In one last press conference before the kick-off of the FIFA U-19 Women's World Championship final, FIFA president Joseph S. Blatter allowed his joy over the inaugural tournament's categorical, mind-boggling success to pour forth. "There are no more tickets available for the final," commented the most important man in world football, adding an emphatic "Mama mia!"
Judging by his jovial mood, Blatter, accompanied on the dais by CONCACAF chief Jack Warner, CSA president Alan Sharpe, Minister of Health and LOC honourary chair Anne McLellan and Secretary of State for Amateur Sport Paul Devillers, couldn't be more pleased with the competition's success on the eve of the final, or more pleasantly surprised.
"We at FIFA went ahead and developed the Championship, in theory, with some doubts about Canada not being a "football country." But with its phenomenal team, enthusiasm and organization, the nation has gone about making this tournament an amazing, exceptional success on every level."

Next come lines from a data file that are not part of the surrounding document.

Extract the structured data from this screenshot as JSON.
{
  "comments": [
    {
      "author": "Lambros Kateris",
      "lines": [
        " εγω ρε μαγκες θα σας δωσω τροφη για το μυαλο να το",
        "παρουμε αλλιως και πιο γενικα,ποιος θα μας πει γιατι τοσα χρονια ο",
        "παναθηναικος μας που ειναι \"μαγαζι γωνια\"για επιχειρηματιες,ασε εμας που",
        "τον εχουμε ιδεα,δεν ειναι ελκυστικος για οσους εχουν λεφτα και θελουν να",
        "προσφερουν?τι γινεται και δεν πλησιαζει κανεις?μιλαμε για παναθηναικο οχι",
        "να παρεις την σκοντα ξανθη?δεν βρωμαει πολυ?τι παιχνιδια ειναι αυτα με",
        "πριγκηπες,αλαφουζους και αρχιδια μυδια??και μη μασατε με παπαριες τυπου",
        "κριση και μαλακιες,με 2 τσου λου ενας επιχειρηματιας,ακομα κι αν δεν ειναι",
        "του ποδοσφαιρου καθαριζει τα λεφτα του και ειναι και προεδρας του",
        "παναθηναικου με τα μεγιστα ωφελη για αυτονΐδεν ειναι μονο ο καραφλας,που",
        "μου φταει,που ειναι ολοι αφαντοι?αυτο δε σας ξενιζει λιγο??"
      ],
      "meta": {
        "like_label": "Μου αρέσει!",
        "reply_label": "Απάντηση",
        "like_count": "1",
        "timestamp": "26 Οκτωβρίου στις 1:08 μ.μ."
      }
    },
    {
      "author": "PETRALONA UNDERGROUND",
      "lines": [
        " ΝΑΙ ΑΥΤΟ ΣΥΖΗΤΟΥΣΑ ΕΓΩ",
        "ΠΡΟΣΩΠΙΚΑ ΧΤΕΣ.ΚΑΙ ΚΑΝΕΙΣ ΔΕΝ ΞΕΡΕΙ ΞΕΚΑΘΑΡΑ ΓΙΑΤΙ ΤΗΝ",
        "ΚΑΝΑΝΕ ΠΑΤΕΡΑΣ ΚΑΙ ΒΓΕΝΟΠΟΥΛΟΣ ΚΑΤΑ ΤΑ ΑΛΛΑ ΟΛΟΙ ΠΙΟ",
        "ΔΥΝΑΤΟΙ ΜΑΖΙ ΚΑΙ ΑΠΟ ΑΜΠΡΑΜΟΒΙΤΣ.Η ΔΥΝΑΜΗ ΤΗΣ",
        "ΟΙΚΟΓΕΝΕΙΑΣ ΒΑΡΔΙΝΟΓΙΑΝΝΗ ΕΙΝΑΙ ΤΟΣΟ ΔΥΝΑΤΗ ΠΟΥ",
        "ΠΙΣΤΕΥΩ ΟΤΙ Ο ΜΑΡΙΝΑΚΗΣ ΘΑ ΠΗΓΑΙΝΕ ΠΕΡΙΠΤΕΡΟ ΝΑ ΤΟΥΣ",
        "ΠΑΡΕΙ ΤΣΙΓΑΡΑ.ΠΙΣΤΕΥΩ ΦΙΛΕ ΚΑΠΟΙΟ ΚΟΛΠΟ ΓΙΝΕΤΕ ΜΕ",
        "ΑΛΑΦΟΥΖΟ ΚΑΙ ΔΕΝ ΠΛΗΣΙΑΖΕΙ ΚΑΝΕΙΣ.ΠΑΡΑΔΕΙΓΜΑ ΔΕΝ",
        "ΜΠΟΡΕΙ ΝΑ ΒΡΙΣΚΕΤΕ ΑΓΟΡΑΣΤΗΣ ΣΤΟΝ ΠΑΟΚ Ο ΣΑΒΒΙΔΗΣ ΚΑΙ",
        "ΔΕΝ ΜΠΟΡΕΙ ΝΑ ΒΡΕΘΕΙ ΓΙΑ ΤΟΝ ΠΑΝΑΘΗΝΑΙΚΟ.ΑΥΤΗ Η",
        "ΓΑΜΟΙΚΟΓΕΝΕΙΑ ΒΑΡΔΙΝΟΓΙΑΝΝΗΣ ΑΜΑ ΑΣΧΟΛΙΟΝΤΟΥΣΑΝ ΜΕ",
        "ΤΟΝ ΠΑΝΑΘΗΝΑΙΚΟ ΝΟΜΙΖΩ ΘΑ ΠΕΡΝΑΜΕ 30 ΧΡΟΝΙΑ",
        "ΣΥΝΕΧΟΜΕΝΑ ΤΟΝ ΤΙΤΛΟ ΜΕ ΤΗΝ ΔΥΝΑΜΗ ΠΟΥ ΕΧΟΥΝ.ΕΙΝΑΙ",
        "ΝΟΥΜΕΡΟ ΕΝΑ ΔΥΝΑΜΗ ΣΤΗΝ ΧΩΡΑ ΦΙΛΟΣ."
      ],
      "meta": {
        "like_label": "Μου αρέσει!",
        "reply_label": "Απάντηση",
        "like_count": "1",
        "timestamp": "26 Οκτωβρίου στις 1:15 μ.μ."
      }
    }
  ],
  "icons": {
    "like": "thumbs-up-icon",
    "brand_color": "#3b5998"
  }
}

Blatter rhetorically quipped, "what has happened in this country?" while confirming in the future the tournament will take place at regular two-year intervals, and also announcing the official acceptance of Canada's bid to host the 2007 Women's World Cup fast on the heels of the youth tournament's multi-layered success.
"The response of the public has been extraordinary, the technical and tactical level of the football has been astonishing, and the elegant women's game will surely reach its pinnacle at what promises to be a phenomenal final tomorrow," added FIFA's top dog in genuine anticipation of a mouth-watering all-CONCACAF final from a sold-out Commonwealth Stadium in Edmonton.
CONCACAF region president Jack Warner of Trinidad and Tobago was quick to point to the final between hosts Canada and pre-tournament favourites the United States as a reiteration of the region's overall dominance in the women's game.
"I am at a loss for words in terms of the miracle we have witnessed here in Canada, and the final between the United States and Canada only lends credence to the primacy of CONCACAF in leading women's football to greater heights."
Sunday's final in Edmonton threatens to burst the previous record for football attendance in the Great White North. The record stands at 54,000 for Brazil's final pre-World Cup match on their way to a fourth title at USA '94. Projections for Sunday are expected to approach the stadium's capacity for what many in the nation have dubbed a "clash of the Titans."
The United States, long the forerunners of women's international football, have absolutely demolished their opponents thus far with an astonishing 25 goals scored, and only two conceded. And though the US has beaten Team Canada all three times the two neighbors have met, including an 11:0 shellacking in July, everyone knows the final will be a brittle battle in the truest sense.
""We just have to go out there and give our best performance," remarked Canadian "keeper Erin McLeod. "It's going to be very different match on Sunday as compared to our previous meetings."
One thing is sure to be different: the presence of the tournament's finest finisher in Christine Sinclair. The US have never played Team Canada with Sinclair loitering with cruel intent up front.
"The US is a great team," commented Canadian Clare Rustad, adding "but we have yet to play them with our full squad."
US boss, and World Cup winner in her playing days, Tracey Leone, could hardly contain her excitement in the final run-up. "I think it will be monumental. It will prove a once-in-a-lifetime experience, the stadium, the spectators, the setting... it will be an amazing day."
Whichever way the result falls, Sunday 1 September is bound to be an unequivocally amazing day, one that will surely confirm football's purest qualities as extolled by FIFA President Blatter: "passion, emotion and drama."